Joe Black is an illusion-maker: strangely familiar icons occupying our Western imagery and imagination, projected by our screens, posters and magazines, are ingenuously depicted. Or are they? Take a step forward and the smiling, candy-coloured portraits dissolve into pixels of the most unusual kind.
Soldiers, Lego pieces, toy cars, candles, tacks, nuts… coming straight from the toolbox of a (very) astute child, these countless pieces make one’s head spin. Assembled and hand-painted with a meticulousness verging on obsession, these objects are certainly not chosen by chance. When looked at closely, they assume their solid materiality at the risk of eclipsing the very image they are meant to represent; a never-ending game of back-and-forth played out between object and subject, content and expression, form and concept, medium and message.

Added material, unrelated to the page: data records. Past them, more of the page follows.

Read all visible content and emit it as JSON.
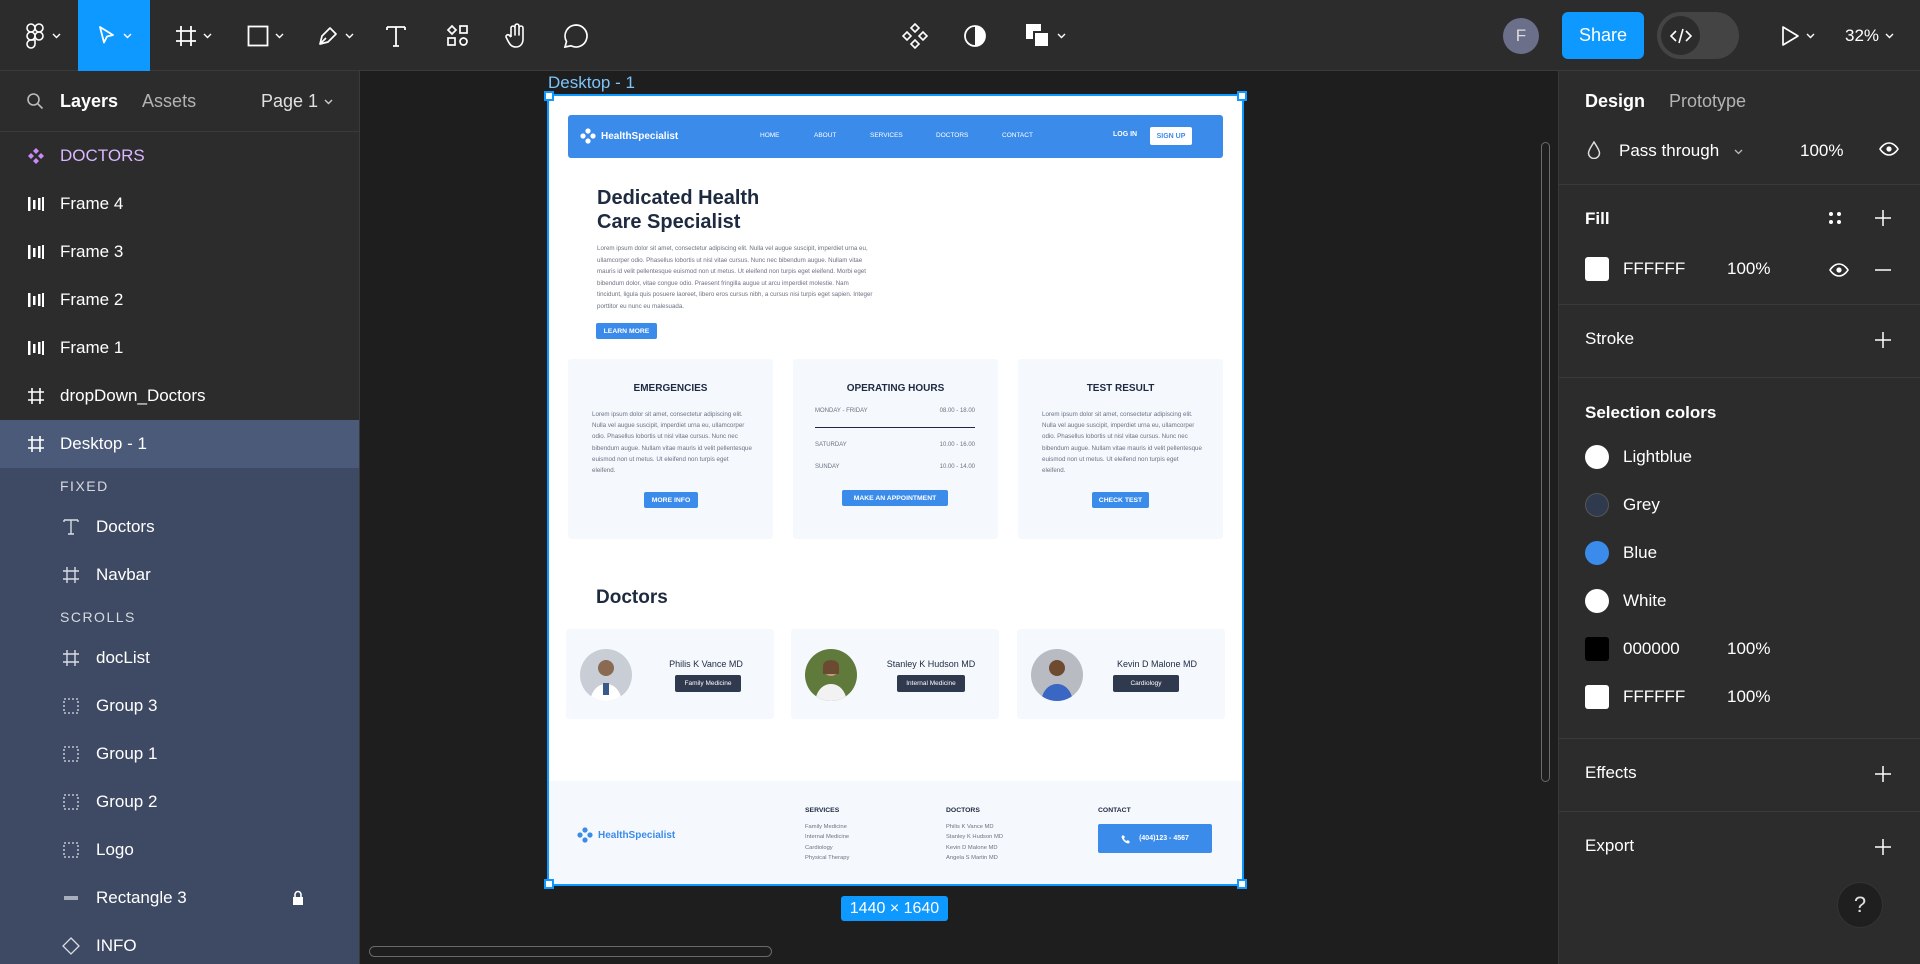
{
  "toolbar": {
    "share_label": "Share",
    "avatar_initial": "F",
    "zoom": "32%"
  },
  "left_panel": {
    "tabs": {
      "layers": "Layers",
      "assets": "Assets"
    },
    "page": "Page 1",
    "layers": [
      {
        "label": "DOCTORS",
        "icon": "component-icon"
      },
      {
        "label": "Frame 4",
        "icon": "auto-layout-icon"
      },
      {
        "label": "Frame 3",
        "icon": "auto-layout-icon"
      },
      {
        "label": "Frame 2",
        "icon": "auto-layout-icon"
      },
      {
        "label": "Frame 1",
        "icon": "auto-layout-icon"
      },
      {
        "label": "dropDown_Doctors",
        "icon": "frame-icon"
      },
      {
        "label": "Desktop - 1",
        "icon": "frame-icon"
      }
    ],
    "fixed_label": "FIXED",
    "fixed_children": [
      {
        "label": "Doctors",
        "icon": "text-icon"
      },
      {
        "label": "Navbar",
        "icon": "frame-icon"
      }
    ],
    "scrolls_label": "SCROLLS",
    "scroll_children": [
      {
        "label": "docList",
        "icon": "frame-icon"
      },
      {
        "label": "Group 3",
        "icon": "group-icon"
      },
      {
        "label": "Group 1",
        "icon": "group-icon"
      },
      {
        "label": "Group 2",
        "icon": "group-icon"
      },
      {
        "label": "Logo",
        "icon": "group-icon"
      },
      {
        "label": "Rectangle 3",
        "icon": "rectangle-icon"
      },
      {
        "label": "INFO",
        "icon": "instance-icon"
      }
    ]
  },
  "canvas": {
    "frame_label": "Desktop - 1",
    "dimensions": "1440 × 1640"
  },
  "mock": {
    "brand": "HealthSpecialist",
    "nav_links": [
      "HOME",
      "ABOUT",
      "SERVICES",
      "DOCTORS",
      "CONTACT"
    ],
    "login": "LOG IN",
    "signup": "SIGN UP",
    "hero_title": "Dedicated Health Care Specialist",
    "hero_text": "Lorem ipsum dolor sit amet, consectetur adipiscing elit. Nulla vel augue suscipit, imperdiet urna eu, ullamcorper odio. Phasellus lobortis ut nisl vitae cursus. Nunc nec bibendum augue. Nullam vitae mauris id velit pellentesque euismod non ut metus. Ut eleifend non turpis eget eleifend. Morbi eget bibendum dolor, vitae congue odio. Praesent fringilla augue ut arcu imperdiet molestie. Nam tincidunt, ligula quis posuere laoreet, libero eros cursus nibh, a cursus nisi turpis eget sapien. Integer porttitor eu nunc eu malesuada.",
    "learn_more": "LEARN MORE",
    "card_text": "Lorem ipsum dolor sit amet, consectetur adipiscing elit. Nulla vel augue suscipit, imperdiet urna eu, ullamcorper odio. Phasellus lobortis ut nisl vitae cursus. Nunc nec bibendum augue. Nullam vitae mauris id velit pellentesque euismod non ut metus. Ut eleifend non turpis eget eleifend.",
    "emergencies": {
      "title": "EMERGENCIES",
      "button": "MORE INFO"
    },
    "hours": {
      "title": "OPERATING HOURS",
      "rows": [
        {
          "day": "MONDAY - FRIDAY",
          "time": "08.00 - 18.00"
        },
        {
          "day": "SATURDAY",
          "time": "10.00 - 16.00"
        },
        {
          "day": "SUNDAY",
          "time": "10.00 - 14.00"
        }
      ],
      "button": "MAKE AN APPOINTMENT"
    },
    "test": {
      "title": "TEST RESULT",
      "button": "CHECK TEST"
    },
    "doctors_heading": "Doctors",
    "doctors": [
      {
        "name": "Philis K Vance MD",
        "specialty": "Family Medicine"
      },
      {
        "name": "Stanley K Hudson MD",
        "specialty": "Internal Medicine"
      },
      {
        "name": "Kevin D Malone MD",
        "specialty": "Cardiology"
      }
    ],
    "footer": {
      "services_title": "SERVICES",
      "services": [
        "Family Medicine",
        "Internal Medicine",
        "Cardiology",
        "Physical Therapy"
      ],
      "doctors_title": "DOCTORS",
      "doctors": [
        "Philis K Vance MD",
        "Stanley K Hudson MD",
        "Kevin D Malone MD",
        "Angela S Martin MD"
      ],
      "contact_title": "CONTACT",
      "phone": "(404)123 - 4567"
    }
  },
  "right_panel": {
    "tabs": {
      "design": "Design",
      "prototype": "Prototype"
    },
    "layer_blend": "Pass through",
    "layer_opacity": "100%",
    "fill_title": "Fill",
    "fill": {
      "hex": "FFFFFF",
      "opacity": "100%",
      "color": "#ffffff"
    },
    "stroke_title": "Stroke",
    "selection_colors_title": "Selection colors",
    "selection_colors": [
      {
        "name": "Lightblue",
        "color": "#ffffff",
        "style": true
      },
      {
        "name": "Grey",
        "color": "#2f3a4f",
        "style": true
      },
      {
        "name": "Blue",
        "color": "#3b8beb",
        "style": true
      },
      {
        "name": "White",
        "color": "#ffffff",
        "style": true
      },
      {
        "name": "000000",
        "opacity": "100%",
        "color": "#000000",
        "style": false
      },
      {
        "name": "FFFFFF",
        "opacity": "100%",
        "color": "#ffffff",
        "style": false
      }
    ],
    "effects_title": "Effects",
    "export_title": "Export"
  },
  "help_label": "?"
}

Joe Black’s artworks are multi-faceted portraits that trigger multiple points of view, giving rise to countless interpretations. When faced with the ghost-images dissected by the artist, we understand their truth is obviously being questioned, as are our interpretation and the meaning we give them. For Black’s canvases are nothing but a double-edged surface, the union of a material mediator – the manufactured object itself – and our mental representation of the subject portrayed: a legendary actress, a famous fashion designer, a political figure…
Joe Black’s audacity is to introduce, via the careful selection and arrangement of objects – images in their own right – a jamming in the machine that produces meaning. The image turns into a hollowed and abstract form, while its multiplied object-components bring new meaning, creating a metalanguage of pervading militarism, addictive substances, mental illness, the tyranny of appearances…
The artist thus becomes a master in the art of dismantling and recreating myths in the way of Roland Barthes. And yet, he takes care to leave free reign to the viewer’s interpretation, to suggest a world of possible meanings, inviting the onlooker to abstain from taking the meaning of his images for granted.
The artist also pushes his experimentations with colour, forms and shapes towards a greater abstraction. He relentlessly challenges our way of seeing, looking and perceiving. The investigation of colours and materials thus becomes methodical; the visual effect produced, quasi-hypnotic.
Anamorphosis by Hans Holbein, deceptive frescoes by Hieronymus Bosch, phytomorphous portraits by Giuseppe Arcimboldo, double-edged paintings by Pieter Bruegel the Elder… Joe Black brings new vitality to the tradition of Op Art with compositions that are as explosive as they are new.
Because, above and beyond mere optical illusions, Black’s artworks are treasure chests of cross-references, tributes and puns, whether artistic, historical or popular. His art feeds on Pop Art and Surrealism, on Op Art and Classicism… with humour and irreverence, he revisits our iconography.
Within the jigsaw puzzles that are his paintings, absurdity flirts with darkness while never abandoning that typical British dry wit. In the footsteps of Marcel Duchamp, Black decontextualises objects and images that have become cliché, allowing the marvellous to gush forth.
Joe Black questions our relationship to images, but also to time. The process of making his art is in itself a way of pooh-poohing the manner in which images are produced today: accelerated, saturated and adulterated to the hilt. Fastidious, meticulous and delicate, each brush stroke, each composition has an effect on the final tableau, and on the creative detonations that result.
With a sharp and poetic touch, the artist takes a fresh and sparkling look at what surrounds us. More than ever, Joe Black’s paintings call a deep dive behind the image.